DESCRIPTION OF THE TASK: Please restate all of the records word for word, setting the pictures aside.

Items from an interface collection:
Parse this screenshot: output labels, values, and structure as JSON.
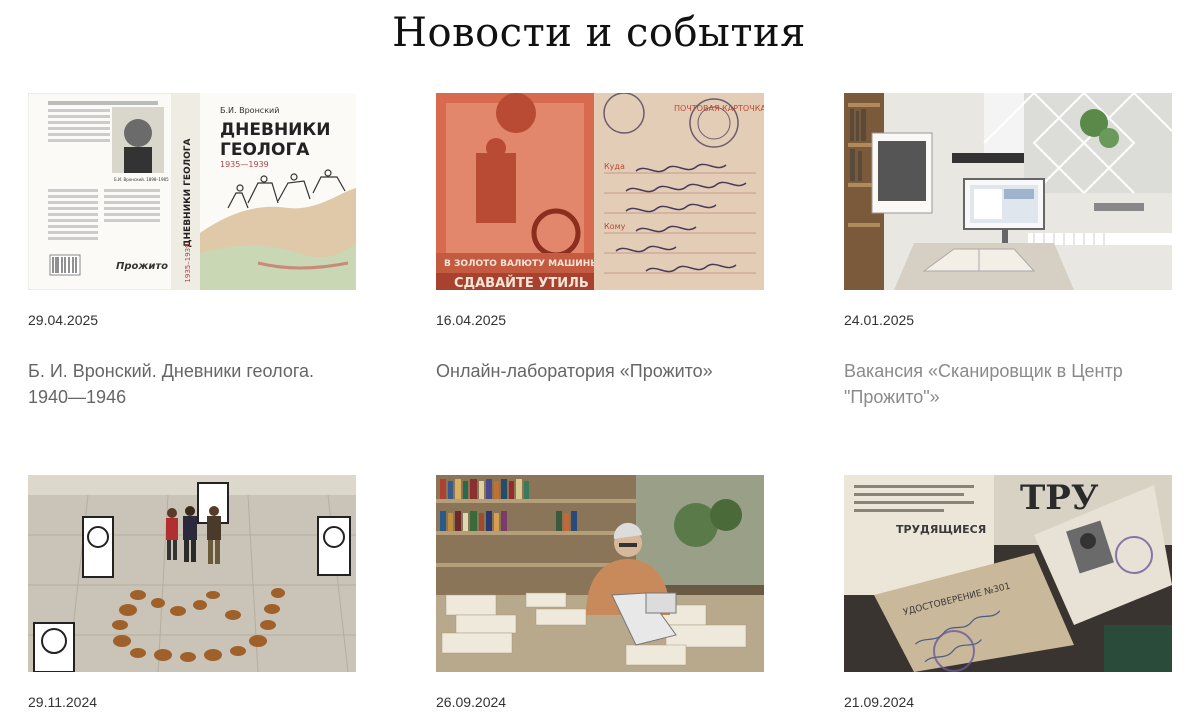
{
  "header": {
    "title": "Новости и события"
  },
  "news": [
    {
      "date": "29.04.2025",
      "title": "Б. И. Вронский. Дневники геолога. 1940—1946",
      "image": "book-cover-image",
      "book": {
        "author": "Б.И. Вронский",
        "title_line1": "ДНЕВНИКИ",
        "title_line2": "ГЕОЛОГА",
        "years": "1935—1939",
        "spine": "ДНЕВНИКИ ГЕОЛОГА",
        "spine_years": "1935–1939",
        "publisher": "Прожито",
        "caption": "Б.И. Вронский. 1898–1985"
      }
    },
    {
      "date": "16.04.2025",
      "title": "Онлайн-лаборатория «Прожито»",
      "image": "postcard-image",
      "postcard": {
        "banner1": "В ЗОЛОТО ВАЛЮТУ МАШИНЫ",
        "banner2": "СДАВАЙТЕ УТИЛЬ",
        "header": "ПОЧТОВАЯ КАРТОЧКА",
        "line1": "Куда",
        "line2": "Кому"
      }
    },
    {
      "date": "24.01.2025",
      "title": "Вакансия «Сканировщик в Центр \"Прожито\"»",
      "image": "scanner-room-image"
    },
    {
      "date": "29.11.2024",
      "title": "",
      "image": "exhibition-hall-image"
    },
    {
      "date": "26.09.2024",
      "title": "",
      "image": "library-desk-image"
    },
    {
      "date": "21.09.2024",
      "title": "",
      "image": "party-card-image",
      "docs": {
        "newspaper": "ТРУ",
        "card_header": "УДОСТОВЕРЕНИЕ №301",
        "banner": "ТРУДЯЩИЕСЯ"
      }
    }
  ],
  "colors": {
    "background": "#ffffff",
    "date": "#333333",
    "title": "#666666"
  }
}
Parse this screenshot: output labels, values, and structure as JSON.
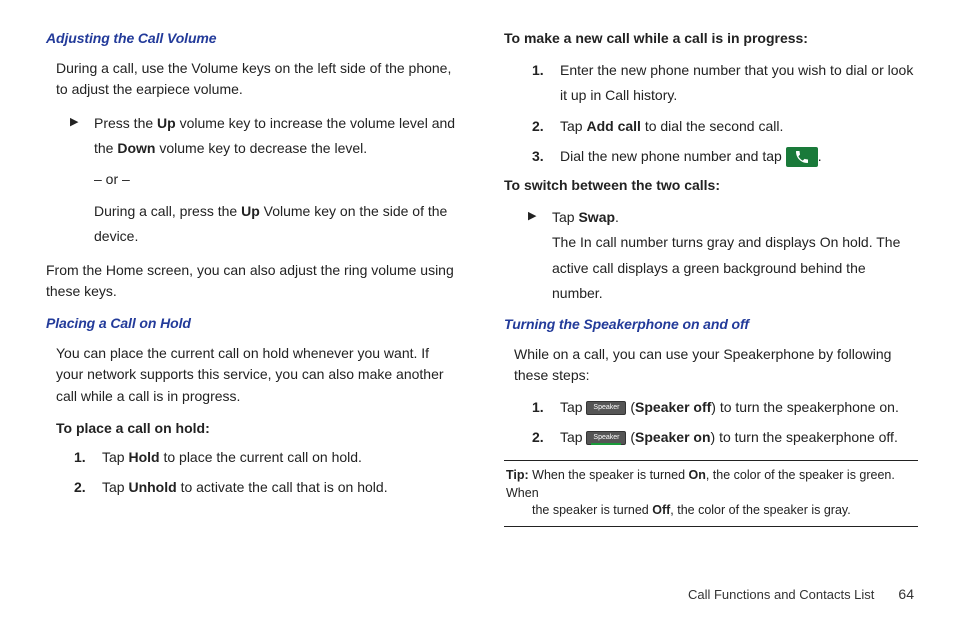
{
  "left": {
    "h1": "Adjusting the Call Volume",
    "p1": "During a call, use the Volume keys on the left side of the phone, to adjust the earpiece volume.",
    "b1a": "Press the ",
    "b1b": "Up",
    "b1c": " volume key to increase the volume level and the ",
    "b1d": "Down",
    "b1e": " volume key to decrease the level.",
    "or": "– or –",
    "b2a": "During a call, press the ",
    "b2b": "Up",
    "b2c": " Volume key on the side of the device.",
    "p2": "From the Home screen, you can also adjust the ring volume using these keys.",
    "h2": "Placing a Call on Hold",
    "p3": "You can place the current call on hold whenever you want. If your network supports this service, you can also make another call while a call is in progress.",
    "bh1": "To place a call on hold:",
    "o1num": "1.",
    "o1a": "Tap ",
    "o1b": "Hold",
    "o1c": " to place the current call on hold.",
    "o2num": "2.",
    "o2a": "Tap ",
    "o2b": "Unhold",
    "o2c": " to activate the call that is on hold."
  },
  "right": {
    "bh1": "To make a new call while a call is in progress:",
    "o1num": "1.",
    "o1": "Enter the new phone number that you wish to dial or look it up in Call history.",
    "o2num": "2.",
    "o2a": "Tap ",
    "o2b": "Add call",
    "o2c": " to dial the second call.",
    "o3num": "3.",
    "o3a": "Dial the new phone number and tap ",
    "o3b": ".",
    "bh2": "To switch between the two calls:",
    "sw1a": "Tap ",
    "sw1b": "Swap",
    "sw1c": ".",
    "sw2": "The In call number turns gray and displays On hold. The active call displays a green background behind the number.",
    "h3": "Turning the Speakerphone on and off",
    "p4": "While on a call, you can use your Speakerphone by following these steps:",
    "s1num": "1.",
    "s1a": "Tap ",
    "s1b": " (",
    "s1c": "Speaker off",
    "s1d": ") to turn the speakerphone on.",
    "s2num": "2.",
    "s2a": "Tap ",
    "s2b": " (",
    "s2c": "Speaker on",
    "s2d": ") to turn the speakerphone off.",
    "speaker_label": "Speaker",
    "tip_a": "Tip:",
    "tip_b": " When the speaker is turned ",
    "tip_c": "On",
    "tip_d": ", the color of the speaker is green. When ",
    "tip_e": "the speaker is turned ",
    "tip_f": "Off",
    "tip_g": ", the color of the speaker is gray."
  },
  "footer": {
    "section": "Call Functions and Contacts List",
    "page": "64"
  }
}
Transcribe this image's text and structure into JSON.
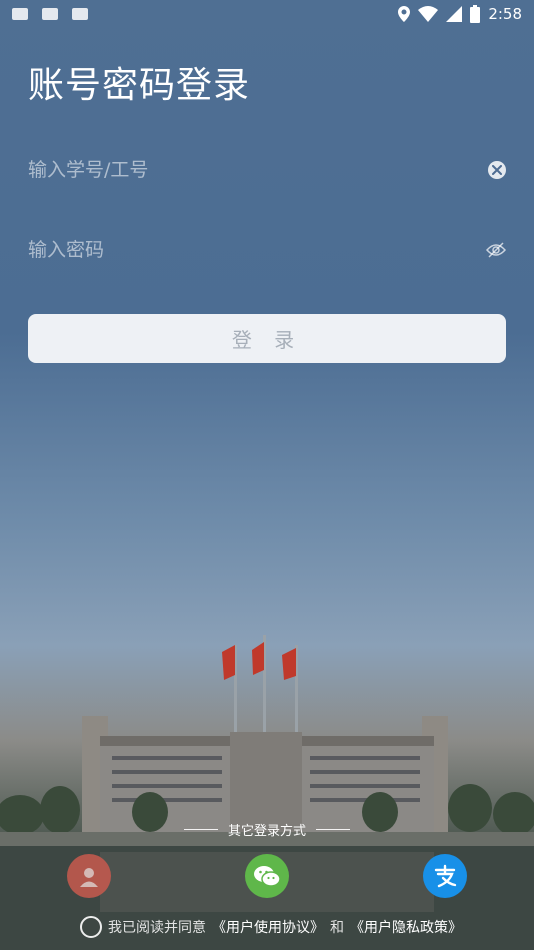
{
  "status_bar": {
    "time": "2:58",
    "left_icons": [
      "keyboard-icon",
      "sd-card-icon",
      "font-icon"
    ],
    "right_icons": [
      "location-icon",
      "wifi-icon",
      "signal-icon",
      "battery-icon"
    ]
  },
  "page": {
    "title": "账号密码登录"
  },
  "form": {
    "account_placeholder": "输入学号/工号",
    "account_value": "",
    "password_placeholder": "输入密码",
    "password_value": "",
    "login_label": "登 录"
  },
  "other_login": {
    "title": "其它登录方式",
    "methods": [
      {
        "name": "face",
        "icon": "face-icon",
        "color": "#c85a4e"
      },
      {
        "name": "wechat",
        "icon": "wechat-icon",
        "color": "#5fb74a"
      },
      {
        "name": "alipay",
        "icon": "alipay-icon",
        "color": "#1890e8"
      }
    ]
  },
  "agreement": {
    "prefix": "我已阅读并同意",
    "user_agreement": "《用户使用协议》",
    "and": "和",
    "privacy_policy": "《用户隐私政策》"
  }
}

RESULT:
Parse this screenshot: output labels, values, and structure as JSON.
{
  "header": {
    "title": "Новости и события"
  },
  "news": [
    {
      "date": "29.04.2025",
      "title": "Б. И. Вронский. Дневники геолога. 1940—1946",
      "image": "book-cover-image",
      "book": {
        "author": "Б.И. Вронский",
        "title_line1": "ДНЕВНИКИ",
        "title_line2": "ГЕОЛОГА",
        "years": "1935—1939",
        "spine": "ДНЕВНИКИ ГЕОЛОГА",
        "spine_years": "1935–1939",
        "publisher": "Прожито",
        "caption": "Б.И. Вронский. 1898–1985"
      }
    },
    {
      "date": "16.04.2025",
      "title": "Онлайн-лаборатория «Прожито»",
      "image": "postcard-image",
      "postcard": {
        "banner1": "В ЗОЛОТО ВАЛЮТУ МАШИНЫ",
        "banner2": "СДАВАЙТЕ УТИЛЬ",
        "header": "ПОЧТОВАЯ КАРТОЧКА",
        "line1": "Куда",
        "line2": "Кому"
      }
    },
    {
      "date": "24.01.2025",
      "title": "Вакансия «Сканировщик в Центр \"Прожито\"»",
      "image": "scanner-room-image"
    },
    {
      "date": "29.11.2024",
      "title": "",
      "image": "exhibition-hall-image"
    },
    {
      "date": "26.09.2024",
      "title": "",
      "image": "library-desk-image"
    },
    {
      "date": "21.09.2024",
      "title": "",
      "image": "party-card-image",
      "docs": {
        "newspaper": "ТРУ",
        "card_header": "УДОСТОВЕРЕНИЕ №301",
        "banner": "ТРУДЯЩИЕСЯ"
      }
    }
  ],
  "colors": {
    "background": "#ffffff",
    "date": "#333333",
    "title": "#666666"
  }
}
Parse this screenshot: output labels, values, and structure as JSON.
{
  "left": {
    "h1": "Adjusting the Call Volume",
    "p1": "During a call, use the Volume keys on the left side of the phone, to adjust the earpiece volume.",
    "b1a": "Press the ",
    "b1b": "Up",
    "b1c": " volume key to increase the volume level and the ",
    "b1d": "Down",
    "b1e": " volume key to decrease the level.",
    "or": "– or –",
    "b2a": "During a call, press the ",
    "b2b": "Up",
    "b2c": " Volume key on the side of the device.",
    "p2": "From the Home screen, you can also adjust the ring volume using these keys.",
    "h2": "Placing a Call on Hold",
    "p3": "You can place the current call on hold whenever you want. If your network supports this service, you can also make another call while a call is in progress.",
    "bh1": "To place a call on hold:",
    "o1num": "1.",
    "o1a": "Tap ",
    "o1b": "Hold",
    "o1c": " to place the current call on hold.",
    "o2num": "2.",
    "o2a": "Tap ",
    "o2b": "Unhold",
    "o2c": " to activate the call that is on hold."
  },
  "right": {
    "bh1": "To make a new call while a call is in progress:",
    "o1num": "1.",
    "o1": "Enter the new phone number that you wish to dial or look it up in Call history.",
    "o2num": "2.",
    "o2a": "Tap ",
    "o2b": "Add call",
    "o2c": " to dial the second call.",
    "o3num": "3.",
    "o3a": "Dial the new phone number and tap ",
    "o3b": ".",
    "bh2": "To switch between the two calls:",
    "sw1a": "Tap ",
    "sw1b": "Swap",
    "sw1c": ".",
    "sw2": "The In call number turns gray and displays On hold. The active call displays a green background behind the number.",
    "h3": "Turning the Speakerphone on and off",
    "p4": "While on a call, you can use your Speakerphone by following these steps:",
    "s1num": "1.",
    "s1a": "Tap ",
    "s1b": " (",
    "s1c": "Speaker off",
    "s1d": ") to turn the speakerphone on.",
    "s2num": "2.",
    "s2a": "Tap ",
    "s2b": " (",
    "s2c": "Speaker on",
    "s2d": ") to turn the speakerphone off.",
    "speaker_label": "Speaker",
    "tip_a": "Tip:",
    "tip_b": " When the speaker is turned ",
    "tip_c": "On",
    "tip_d": ", the color of the speaker is green. When ",
    "tip_e": "the speaker is turned ",
    "tip_f": "Off",
    "tip_g": ", the color of the speaker is gray."
  },
  "footer": {
    "section": "Call Functions and Contacts List",
    "page": "64"
  }
}
Transcribe this image's text and structure into JSON.
{
  "status_bar": {
    "time": "2:58",
    "left_icons": [
      "keyboard-icon",
      "sd-card-icon",
      "font-icon"
    ],
    "right_icons": [
      "location-icon",
      "wifi-icon",
      "signal-icon",
      "battery-icon"
    ]
  },
  "page": {
    "title": "账号密码登录"
  },
  "form": {
    "account_placeholder": "输入学号/工号",
    "account_value": "",
    "password_placeholder": "输入密码",
    "password_value": "",
    "login_label": "登 录"
  },
  "other_login": {
    "title": "其它登录方式",
    "methods": [
      {
        "name": "face",
        "icon": "face-icon",
        "color": "#c85a4e"
      },
      {
        "name": "wechat",
        "icon": "wechat-icon",
        "color": "#5fb74a"
      },
      {
        "name": "alipay",
        "icon": "alipay-icon",
        "color": "#1890e8"
      }
    ]
  },
  "agreement": {
    "prefix": "我已阅读并同意",
    "user_agreement": "《用户使用协议》",
    "and": "和",
    "privacy_policy": "《用户隐私政策》"
  }
}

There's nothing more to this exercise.